According to a 2014 Consumer Reports survey, 66% of diners complain about incorrect temperatures of their food and drink. Improper food temperatures greatly increase the chances of food poisoning.

This is why it is imperative that restaurants conduct line checks. A restaurant “line check” is the process of evaluating all ingredients for quality, temperature, and inventory levels. Ideally, managers/owners do line checks before each meal service. Unfortunately, most restaurateurs don’t do line checks. If proper line checks were the rule and not the exception, many customer complaints would be diminished.

The best way to complete a line check is through a simple four step process:

  1. Create a list of all relevant ingredients found on the cook’s line and other heating/cooling units. It’s best to have a brief description after each item that describes what the product should be like. A good example is: Diced Tomatoes: red and delicious-not transparent or mushy.
  2. Get a couple of 1/6 or 1/9 pans (one with clean spoons; the other for dirty spoons), a thermometer and a scale.
  3. Start at one end of the cook’s line and systematically work through the entire line tasting, measuring temperatures, and spot checking portion and ladle sizes. You will likely be surprised at what you find.
  4. When you do find items that are sub par; be a hero and repair, reheat, throw them out, or set them aside for appropriate utilization. But get them off of your cook’s line!

After your line check is complete, you can go into the meal service with confidence knowing that all of your cook’s ingredients are up to par and with proper inventory levels. It’s a few less things to worry about!

Conducting line checks is also a great way to help “firm up” cook’s training by giving them your “eye” for quality. Many cooks don’t want to serve the ingredients that they have on their line. But they do so because they think they are supposed to. When cooks have excellent quality ingredients to work with they will take more pride in their work and produce better quality menu items. It’s that simple. I like to take new servers on line checks too. This gives them an opportunity to see the level of quality provided, and taste everything. Thus helping servers understand the menu better.

So what is the alternative to conducting line checks? Simple, you are inviting devastating chaos into your business. Without line checks you can expect very inconvenient surprises, often, and at the worst possible times! It’s like wearing a seatbelt, you don’t always need it, but when you do-you REALLY do.

There are two types of restaurateurs. Those who do line checks, and those who don’t. Which do you think are more successful?

 

Good Luck and Good Food!

-Zach

 

Writing the prep list in the morning is a very important task. The morning prep list is a vehicle for which food and labor dollars are spent. In many cases, the person who writes the prep list is not an owner or a member of upper management. And, the opening manager will often take a lashing from customers, co-workers and supervisors when prep levels are out of whack.

If you don’t prep enough, you will run out of product and disappoint guests. One shouldn’t discount the impact on guest satisfaction and sales when menu items are not available.  When stock starts running out during the heat of the battle on a Friday night, the opening manager is wide open to ridicule.

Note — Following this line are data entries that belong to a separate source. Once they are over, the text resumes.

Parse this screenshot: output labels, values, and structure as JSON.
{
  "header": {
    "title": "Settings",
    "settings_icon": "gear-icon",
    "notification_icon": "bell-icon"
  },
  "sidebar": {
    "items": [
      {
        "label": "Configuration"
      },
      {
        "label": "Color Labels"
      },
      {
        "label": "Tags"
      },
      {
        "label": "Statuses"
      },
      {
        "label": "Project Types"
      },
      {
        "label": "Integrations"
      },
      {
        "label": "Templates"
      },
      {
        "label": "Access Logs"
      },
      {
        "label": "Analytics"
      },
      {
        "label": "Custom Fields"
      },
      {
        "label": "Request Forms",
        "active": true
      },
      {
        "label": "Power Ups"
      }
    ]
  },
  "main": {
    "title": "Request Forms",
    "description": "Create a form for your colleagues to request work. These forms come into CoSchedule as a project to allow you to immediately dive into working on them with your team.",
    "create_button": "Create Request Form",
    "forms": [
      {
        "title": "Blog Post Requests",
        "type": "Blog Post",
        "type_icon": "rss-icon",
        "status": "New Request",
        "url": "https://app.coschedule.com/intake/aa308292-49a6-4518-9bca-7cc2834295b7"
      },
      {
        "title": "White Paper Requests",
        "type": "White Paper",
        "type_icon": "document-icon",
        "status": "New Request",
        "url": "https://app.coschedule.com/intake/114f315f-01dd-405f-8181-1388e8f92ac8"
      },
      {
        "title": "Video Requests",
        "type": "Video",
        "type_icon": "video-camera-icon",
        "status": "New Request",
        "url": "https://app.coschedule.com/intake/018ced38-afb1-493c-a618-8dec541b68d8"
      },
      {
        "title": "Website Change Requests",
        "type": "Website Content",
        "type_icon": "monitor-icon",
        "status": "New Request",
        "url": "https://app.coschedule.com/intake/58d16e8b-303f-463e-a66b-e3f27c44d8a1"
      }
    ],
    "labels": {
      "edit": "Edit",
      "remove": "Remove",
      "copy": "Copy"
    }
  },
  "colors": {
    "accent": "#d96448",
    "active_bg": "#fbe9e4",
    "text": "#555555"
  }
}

On the other hand, if you over prep, you run the risk of spoilage, a poor food cost and/or poor food quality. And, high food cost isn’t the only casualty of over prepping (or ruining batches). You must take into consideration the labor it took to produce the item or items that are being tossed. When you throw away prepped food, you are throwing away the labor dollars spent to create those items as well as the food cost dollars.  Either scenario is a major impediment to a successful restaurant.

So what is the solution? When the boss starts asking why there is too much or not enough prep, do you say that you made your best guess? They might think that your best guess isn’t good enough. The best way to determine proper prep levels is to look at past sales. For example, if it is Monday and you want to know how many ribeyes are needed, look at the ribeye sales for the past four Mondays, average them out, and add 20%. Now you have your par or build-to amount. Most opening kitchen managers don’t have a crystal ball. So, this is the work around for not being psychic.

Obviously, this system will need some adjusting for special events (local tourist event or sporting event), holidays (Mother’s Day and Valentine’s Day, New Years’ Day) , and seasonality (Graduation Week, etc..).

This practice can be a little time consuming, but well worth it. When this system is used, the opening manager, and the restaurant is empowered with a true information. If menu items run out or are left over, at least you have peace of mind that you did your best without a crystal ball. And if the boss asks why prep seems off, you can explain your thought process with words that don’t include “best guess”. Good luck and good prepping!

Zach

P.S. You can look to Cloud Dine’s Restaurant Operating System software for help and quick data for prep pars.